::: Data :::

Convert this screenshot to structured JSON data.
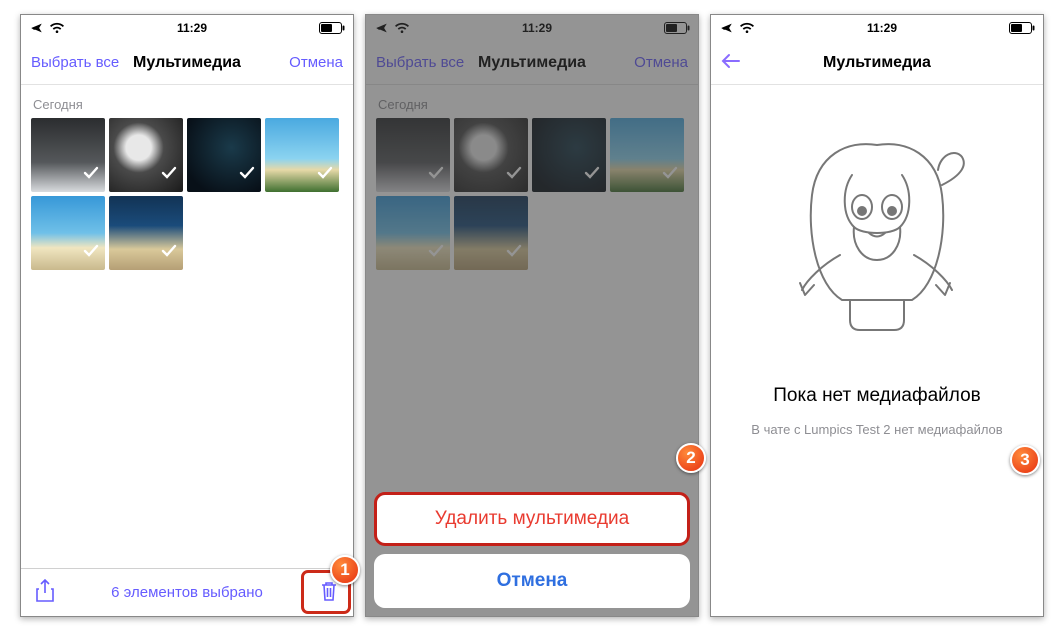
{
  "status": {
    "time": "11:29"
  },
  "panel1": {
    "select_all": "Выбрать все",
    "title": "Мультимедиа",
    "cancel": "Отмена",
    "section": "Сегодня",
    "selected_count": "6 элементов выбрано",
    "thumbs": [
      {
        "name": "thumb-gradient-monochrome"
      },
      {
        "name": "thumb-dice"
      },
      {
        "name": "thumb-dark-space"
      },
      {
        "name": "thumb-palm-beach"
      },
      {
        "name": "thumb-tropical-beach"
      },
      {
        "name": "thumb-night-beach"
      }
    ]
  },
  "panel2": {
    "select_all": "Выбрать все",
    "title": "Мультимедиа",
    "cancel": "Отмена",
    "section": "Сегодня",
    "delete_label": "Удалить мультимедиа",
    "cancel_sheet": "Отмена"
  },
  "panel3": {
    "title": "Мультимедиа",
    "empty_title": "Пока нет медиафайлов",
    "empty_sub": "В чате с Lumpics Test 2 нет медиафайлов"
  },
  "badges": {
    "b1": "1",
    "b2": "2",
    "b3": "3"
  }
}
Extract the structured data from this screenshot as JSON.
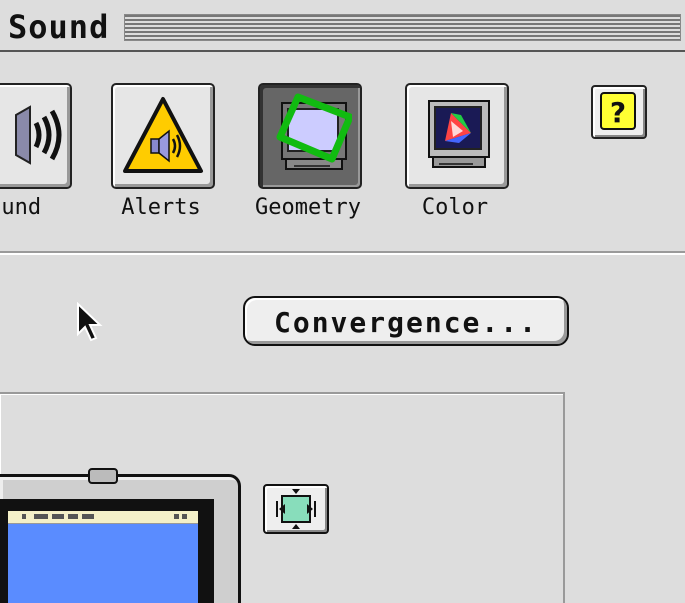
{
  "window": {
    "title": "Sound"
  },
  "toolbar": {
    "tabs": [
      {
        "label": "Sound",
        "icon": "speaker-icon"
      },
      {
        "label": "Alerts",
        "icon": "alert-speaker-icon"
      },
      {
        "label": "Geometry",
        "icon": "geometry-monitor-icon",
        "selected": true
      },
      {
        "label": "Color",
        "icon": "color-monitor-icon"
      }
    ],
    "help_label": "?"
  },
  "main": {
    "convergence_label": "Convergence..."
  },
  "colors": {
    "window_bg": "#dddddd",
    "geometry_green": "#11bb11",
    "alert_yellow": "#ffcc00",
    "screen_blue": "#5a8cff"
  }
}
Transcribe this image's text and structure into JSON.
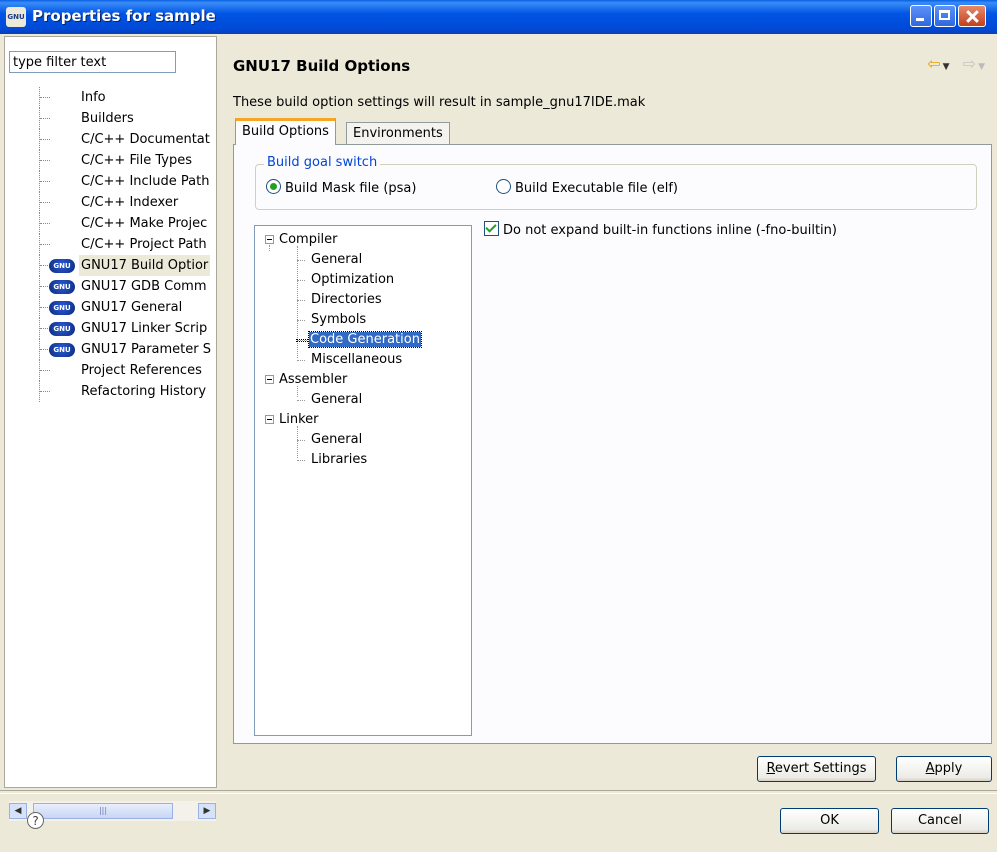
{
  "window": {
    "title": "Properties for sample",
    "app_icon_text": "GNU"
  },
  "left": {
    "filter_placeholder": "type filter text",
    "items": [
      {
        "label": "Info",
        "icon": "none"
      },
      {
        "label": "Builders",
        "icon": "none"
      },
      {
        "label": "C/C++ Documentat",
        "icon": "none"
      },
      {
        "label": "C/C++ File Types",
        "icon": "none"
      },
      {
        "label": "C/C++ Include Path",
        "icon": "none"
      },
      {
        "label": "C/C++ Indexer",
        "icon": "none"
      },
      {
        "label": "C/C++ Make Projec",
        "icon": "none"
      },
      {
        "label": "C/C++ Project Path",
        "icon": "none"
      },
      {
        "label": "GNU17 Build Optior",
        "icon": "gnu-icon",
        "selected": true
      },
      {
        "label": "GNU17 GDB Comm",
        "icon": "gnu-icon"
      },
      {
        "label": "GNU17 General",
        "icon": "gnu-icon"
      },
      {
        "label": "GNU17 Linker Scrip",
        "icon": "gnu-icon"
      },
      {
        "label": "GNU17 Parameter S",
        "icon": "gnu-icon"
      },
      {
        "label": "Project References",
        "icon": "none"
      },
      {
        "label": "Refactoring History",
        "icon": "none"
      }
    ],
    "scroll_thumb_glyph": "|||"
  },
  "main": {
    "title": "GNU17 Build Options",
    "description": "These build option settings will result in sample_gnu17IDE.mak",
    "tabs": [
      {
        "label": "Build Options",
        "active": true
      },
      {
        "label": "Environments",
        "active": false
      }
    ],
    "group": {
      "title": "Build goal switch",
      "radios": [
        {
          "label": "Build Mask file (psa)",
          "checked": true
        },
        {
          "label": "Build Executable file (elf)",
          "checked": false
        }
      ]
    },
    "tree": {
      "compiler": "Compiler",
      "compiler_children": [
        "General",
        "Optimization",
        "Directories",
        "Symbols",
        "Code Generation",
        "Miscellaneous"
      ],
      "selected": "Code Generation",
      "assembler": "Assembler",
      "assembler_children": [
        "General"
      ],
      "linker": "Linker",
      "linker_children": [
        "General",
        "Libraries"
      ]
    },
    "option": {
      "label": "Do not expand built-in functions inline (-fno-builtin)",
      "checked": true
    }
  },
  "buttons": {
    "revert": {
      "pre": "",
      "ul": "R",
      "post": "evert Settings"
    },
    "apply": {
      "pre": "",
      "ul": "A",
      "post": "pply"
    },
    "ok": "OK",
    "cancel": "Cancel"
  },
  "colors": {
    "titlebar": "#0055E5",
    "selection": "#316AC5",
    "tab_accent": "#F5A623",
    "group_title": "#0046D5"
  }
}
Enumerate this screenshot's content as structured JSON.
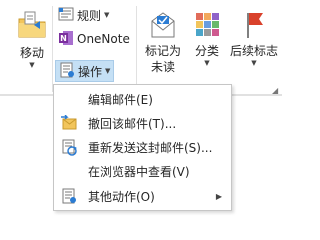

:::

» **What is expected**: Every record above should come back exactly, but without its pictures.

» **Solution**:
Convert this screenshot to structured JSON data.
{
  "status": {
    "time": "11:29"
  },
  "panel1": {
    "select_all": "Выбрать все",
    "title": "Мультимедиа",
    "cancel": "Отмена",
    "section": "Сегодня",
    "selected_count": "6 элементов выбрано",
    "thumbs": [
      {
        "name": "thumb-gradient-monochrome"
      },
      {
        "name": "thumb-dice"
      },
      {
        "name": "thumb-dark-space"
      },
      {
        "name": "thumb-palm-beach"
      },
      {
        "name": "thumb-tropical-beach"
      },
      {
        "name": "thumb-night-beach"
      }
    ]
  },
  "panel2": {
    "select_all": "Выбрать все",
    "title": "Мультимедиа",
    "cancel": "Отмена",
    "section": "Сегодня",
    "delete_label": "Удалить мультимедиа",
    "cancel_sheet": "Отмена"
  },
  "panel3": {
    "title": "Мультимедиа",
    "empty_title": "Пока нет медиафайлов",
    "empty_sub": "В чате с Lumpics Test 2 нет медиафайлов"
  },
  "badges": {
    "b1": "1",
    "b2": "2",
    "b3": "3"
  }
}
Extract the structured data from this screenshot as JSON.
{
  "window": {
    "title": "Sound"
  },
  "toolbar": {
    "tabs": [
      {
        "label": "Sound",
        "icon": "speaker-icon"
      },
      {
        "label": "Alerts",
        "icon": "alert-speaker-icon"
      },
      {
        "label": "Geometry",
        "icon": "geometry-monitor-icon",
        "selected": true
      },
      {
        "label": "Color",
        "icon": "color-monitor-icon"
      }
    ],
    "help_label": "?"
  },
  "main": {
    "convergence_label": "Convergence..."
  },
  "colors": {
    "window_bg": "#dddddd",
    "geometry_green": "#11bb11",
    "alert_yellow": "#ffcc00",
    "screen_blue": "#5a8cff"
  }
}
Transcribe this image's text and structure into JSON.
{
  "window": {
    "title": "Properties for sample",
    "app_icon_text": "GNU"
  },
  "left": {
    "filter_placeholder": "type filter text",
    "items": [
      {
        "label": "Info",
        "icon": "none"
      },
      {
        "label": "Builders",
        "icon": "none"
      },
      {
        "label": "C/C++ Documentat",
        "icon": "none"
      },
      {
        "label": "C/C++ File Types",
        "icon": "none"
      },
      {
        "label": "C/C++ Include Path",
        "icon": "none"
      },
      {
        "label": "C/C++ Indexer",
        "icon": "none"
      },
      {
        "label": "C/C++ Make Projec",
        "icon": "none"
      },
      {
        "label": "C/C++ Project Path",
        "icon": "none"
      },
      {
        "label": "GNU17 Build Optior",
        "icon": "gnu-icon",
        "selected": true
      },
      {
        "label": "GNU17 GDB Comm",
        "icon": "gnu-icon"
      },
      {
        "label": "GNU17 General",
        "icon": "gnu-icon"
      },
      {
        "label": "GNU17 Linker Scrip",
        "icon": "gnu-icon"
      },
      {
        "label": "GNU17 Parameter S",
        "icon": "gnu-icon"
      },
      {
        "label": "Project References",
        "icon": "none"
      },
      {
        "label": "Refactoring History",
        "icon": "none"
      }
    ],
    "scroll_thumb_glyph": "|||"
  },
  "main": {
    "title": "GNU17 Build Options",
    "description": "These build option settings will result in sample_gnu17IDE.mak",
    "tabs": [
      {
        "label": "Build Options",
        "active": true
      },
      {
        "label": "Environments",
        "active": false
      }
    ],
    "group": {
      "title": "Build goal switch",
      "radios": [
        {
          "label": "Build Mask file (psa)",
          "checked": true
        },
        {
          "label": "Build Executable file (elf)",
          "checked": false
        }
      ]
    },
    "tree": {
      "compiler": "Compiler",
      "compiler_children": [
        "General",
        "Optimization",
        "Directories",
        "Symbols",
        "Code Generation",
        "Miscellaneous"
      ],
      "selected": "Code Generation",
      "assembler": "Assembler",
      "assembler_children": [
        "General"
      ],
      "linker": "Linker",
      "linker_children": [
        "General",
        "Libraries"
      ]
    },
    "option": {
      "label": "Do not expand built-in functions inline (-fno-builtin)",
      "checked": true
    }
  },
  "buttons": {
    "revert": {
      "pre": "",
      "ul": "R",
      "post": "evert Settings"
    },
    "apply": {
      "pre": "",
      "ul": "A",
      "post": "pply"
    },
    "ok": "OK",
    "cancel": "Cancel"
  },
  "colors": {
    "titlebar": "#0055E5",
    "selection": "#316AC5",
    "tab_accent": "#F5A623",
    "group_title": "#0046D5"
  }
}
Enumerate this screenshot's content as structured JSON.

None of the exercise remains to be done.